Karen jumped straight into her new venture, Sara Eden, quitting her job at Buckingham Palace with enough money saved up to keep her going for a few months.

She started interviewing people at her kitchen table, finding out everything she could about the singleton to find them their perfect match.

She said: “I’m good with people and I had a fantastic gut instinct.”

It wasn’t long before she was able to move her business into an office in Windsor and start to step things up.

At the beginning, she charged singletons £230 to help them look for love.

For the fee, they would visit the office once a month and be allowed to pick 12 dates. After getting to know each individual, Karen would try to work out who was best suited to who.

Before long she was making good money, which allowed her to start advertising in national newspapers.

She said: “I started going to pubs and handing out business cards.

“People were fascinated because there was nothing like it.

“In those days we had to sell the concept because there was a stigma, but it’s changed completely now.

“People now say they hope we can take them on.

“The Internet has brought dating into people’s homes. You’re meeting people who want to be met and who want the same as you.”

Summing up online dating and match making services perfectly, Karen compares it to buying a house – saying that you would never look for a new home by just walking up and down streets. You find an expert who shows you the ones that are available, and go from there.

Karen set up the business in September, and was invited to her first matchmade wedding in the following December, in 1989, – Malcolm and Vicki.

The couple invited Karen to their wedding celebrations, and she says it was a “fantastic” day.

She says: “I remember it like it was yesterday. He phoned me to say he was going to propose, it was lovely.

“I’ve still going the wedding photo on the wall.”

At the wedding of another couple she set up, Karen was shocked when the mother-of-the-bride asked the vicar to call her up to the alter to be part of the official photos.

A few years and two children later, the couple invited Karen to a barbecue at their house and they recreated the fun photo.

One of her favourite success stories is a two-generation set up, where she matched up a couple and then introduced their son to his bride.

After 33 years of matchmaking, Karen’s business has come a long way but while the logistics are very different, her aim is the same – to help people fall in love.

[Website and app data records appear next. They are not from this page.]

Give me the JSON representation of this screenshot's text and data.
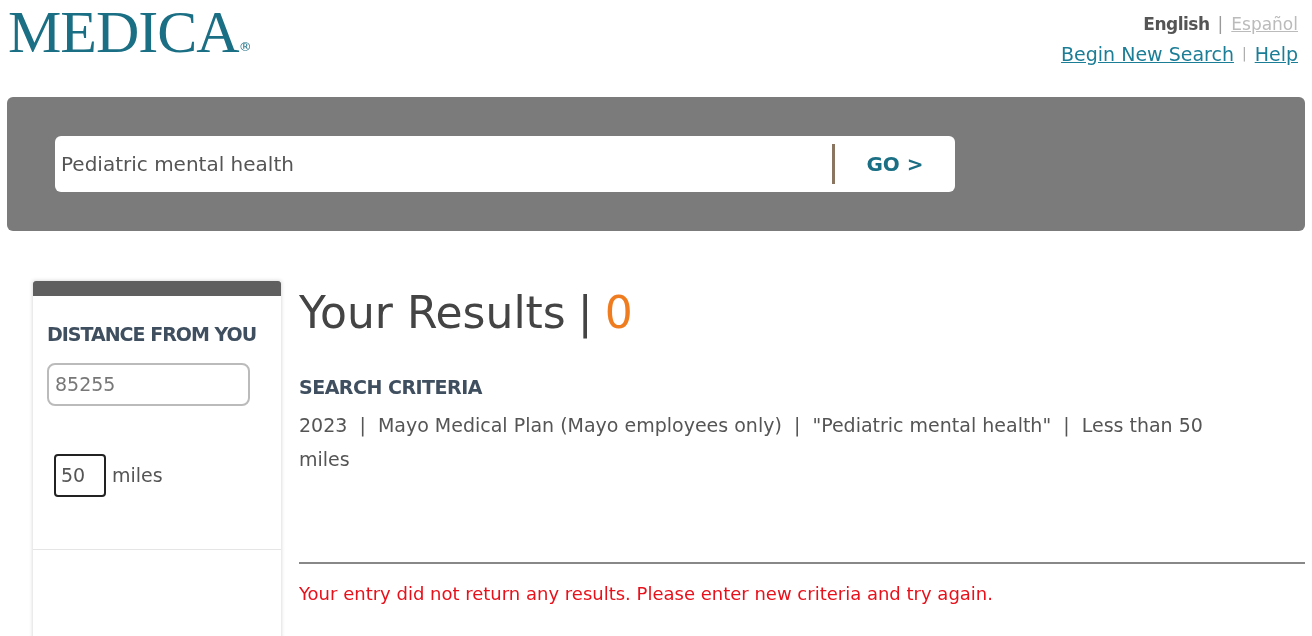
{
  "logo": {
    "text": "MEDICA",
    "mark": "®"
  },
  "languages": {
    "separator": "|",
    "items": [
      {
        "label": "English",
        "selected": true
      },
      {
        "label": "Español",
        "selected": false
      }
    ]
  },
  "header_links": {
    "separator": "|",
    "items": [
      "Begin New Search",
      "Help"
    ]
  },
  "search": {
    "value": "Pediatric mental health",
    "button": "GO >"
  },
  "filter": {
    "title": "DISTANCE FROM YOU",
    "zip": "85255",
    "miles_value": "50",
    "miles_label": "miles"
  },
  "results": {
    "title": "Your Results",
    "separator": "|",
    "count": "0",
    "criteria_title": "SEARCH CRITERIA",
    "criteria": "2023  |  Mayo Medical Plan (Mayo employees only)  |  \"Pediatric mental health\"  |  Less than 50 miles",
    "message": "Your entry did not return any results. Please enter new criteria and try again."
  }
}
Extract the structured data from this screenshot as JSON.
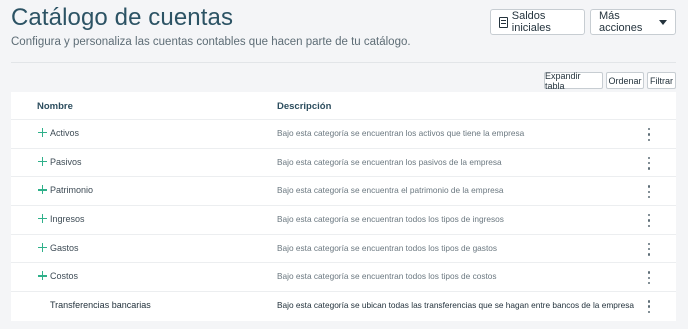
{
  "header": {
    "title": "Catálogo de cuentas",
    "subtitle": "Configura y personaliza las cuentas contables que hacen parte de tu catálogo.",
    "saldos_label": "Saldos iniciales",
    "mas_acciones_label": "Más acciones"
  },
  "toolbar": {
    "expandir_label": "Expandir tabla",
    "ordenar_label": "Ordenar",
    "filtrar_label": "Filtrar"
  },
  "table": {
    "columns": [
      "Nombre",
      "Descripción"
    ],
    "rows": [
      {
        "name": "Activos",
        "description": "Bajo esta categoría se encuentran los activos que tiene la empresa",
        "expandable": true
      },
      {
        "name": "Pasivos",
        "description": "Bajo esta categoría se encuentran los pasivos de la empresa",
        "expandable": true
      },
      {
        "name": "Patrimonio",
        "description": "Bajo esta categoría se encuentra el patrimonio de la empresa",
        "expandable": true
      },
      {
        "name": "Ingresos",
        "description": "Bajo esta categoría se encuentran todos los tipos de ingresos",
        "expandable": true
      },
      {
        "name": "Gastos",
        "description": "Bajo esta categoría se encuentran todos los tipos de gastos",
        "expandable": true
      },
      {
        "name": "Costos",
        "description": "Bajo esta categoría se encuentran todos los tipos de costos",
        "expandable": true
      },
      {
        "name": "Transferencias bancarias",
        "description": "Bajo esta categoría se ubican todas las transferencias que se hagan entre bancos de la empresa",
        "expandable": false
      }
    ]
  },
  "colors": {
    "accent_plus": "#2fb08a",
    "title": "#2c5364"
  },
  "icons": {
    "expand": "plus-icon",
    "row_menu": "kebab-menu-icon",
    "saldos": "document-icon",
    "dropdown": "caret-down-icon"
  }
}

She’s set up thousands of couples and has lost track of the number of weddings and babies that have come from her matchmaking skills.

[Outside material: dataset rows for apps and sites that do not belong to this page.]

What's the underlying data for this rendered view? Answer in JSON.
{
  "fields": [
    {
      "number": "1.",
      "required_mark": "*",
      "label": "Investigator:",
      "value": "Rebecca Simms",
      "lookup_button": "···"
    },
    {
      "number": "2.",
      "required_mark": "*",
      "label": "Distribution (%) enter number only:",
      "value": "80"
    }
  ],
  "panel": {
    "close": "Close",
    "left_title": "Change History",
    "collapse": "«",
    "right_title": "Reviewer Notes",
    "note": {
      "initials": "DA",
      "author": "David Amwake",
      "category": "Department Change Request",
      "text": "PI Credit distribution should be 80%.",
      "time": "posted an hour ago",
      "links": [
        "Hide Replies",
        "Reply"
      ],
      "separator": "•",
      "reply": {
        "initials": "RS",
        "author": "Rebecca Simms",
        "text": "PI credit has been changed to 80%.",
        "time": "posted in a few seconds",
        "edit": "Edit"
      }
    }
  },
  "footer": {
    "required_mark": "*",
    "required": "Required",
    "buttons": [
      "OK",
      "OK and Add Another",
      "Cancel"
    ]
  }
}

She now has a second office in Westminster and has clients around the world.

She explains: “The best part is changing people’s lives. When people phone up and say this time last year I was by myself, and joining the agency was the best thing I’ve ever done.

“Sometimes you just get a feeling about two people. You get a feeling that they are similar and they want the same things. I can’t explain it but I’m not often wrong.

“You never know who is going to walk through the door.

“You can’t help everybody, sometimes people are single for a reason, but by large it’s very exciting.

“How many jobs can you go into in the morning and by the afternoon you might have changed someone’s life.”

Karen has seen her company change drastically through the pandemic.

The first few weeks were extremely quiet and she was forced to furlough the entire team, but things started to pick up.

“All of a sudden it went bonkers. People were at home and thinking about their life.

“Some people were thinking, ‘I’m 60, I could have 20 years with someone’.

“People who are nudging 40 were thinking they wanted a family.

“It became incredible busy so I could unfurlough everyone.

“It’s completely changed my business. If you had said to me would virtual interviews work I would have said no but they 100% work.

“We’ve got a new website launching in January, it’s been fantastic.”

But what makes the perfect couple?

For Karen, there are a few things she looks out for when setting people up.

She explains: “It’s very important to laugh.

“You don’t have to have the same hobbies but you have to have the same values and want the same things in the future.

“There has to be attraction there.

“If you’re young, can you see yourself being with that person when you’re old and grey and the children have grown up?”